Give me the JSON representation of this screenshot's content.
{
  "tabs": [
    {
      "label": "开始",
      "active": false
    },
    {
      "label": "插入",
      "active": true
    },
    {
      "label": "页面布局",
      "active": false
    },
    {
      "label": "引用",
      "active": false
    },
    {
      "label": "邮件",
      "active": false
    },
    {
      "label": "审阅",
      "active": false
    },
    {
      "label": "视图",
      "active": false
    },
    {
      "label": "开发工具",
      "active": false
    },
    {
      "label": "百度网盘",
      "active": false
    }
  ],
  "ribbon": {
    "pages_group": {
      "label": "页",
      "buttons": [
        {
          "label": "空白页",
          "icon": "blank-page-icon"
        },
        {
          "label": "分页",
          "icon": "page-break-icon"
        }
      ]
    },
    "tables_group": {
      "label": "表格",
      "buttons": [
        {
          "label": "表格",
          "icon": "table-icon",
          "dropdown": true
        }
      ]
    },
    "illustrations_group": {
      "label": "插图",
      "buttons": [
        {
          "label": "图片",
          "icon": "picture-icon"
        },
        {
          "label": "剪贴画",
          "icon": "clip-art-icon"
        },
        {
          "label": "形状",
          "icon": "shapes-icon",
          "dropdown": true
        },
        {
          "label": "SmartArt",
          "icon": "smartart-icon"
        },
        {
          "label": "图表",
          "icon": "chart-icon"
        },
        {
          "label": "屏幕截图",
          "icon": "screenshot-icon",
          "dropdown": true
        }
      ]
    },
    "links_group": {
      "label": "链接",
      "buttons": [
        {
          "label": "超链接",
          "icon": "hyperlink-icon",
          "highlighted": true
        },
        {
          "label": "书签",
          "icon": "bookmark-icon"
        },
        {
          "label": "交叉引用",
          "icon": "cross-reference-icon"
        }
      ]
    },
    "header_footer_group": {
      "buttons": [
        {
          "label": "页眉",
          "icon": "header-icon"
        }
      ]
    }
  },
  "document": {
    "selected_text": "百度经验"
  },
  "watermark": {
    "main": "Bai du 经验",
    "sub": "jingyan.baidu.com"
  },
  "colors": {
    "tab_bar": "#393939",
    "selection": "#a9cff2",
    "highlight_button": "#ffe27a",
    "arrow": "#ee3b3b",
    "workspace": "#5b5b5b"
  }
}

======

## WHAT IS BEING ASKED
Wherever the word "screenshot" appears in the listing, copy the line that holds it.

## RESULT
Give me the JSON representation of this screenshot's content.
          "icon": "screenshot-icon",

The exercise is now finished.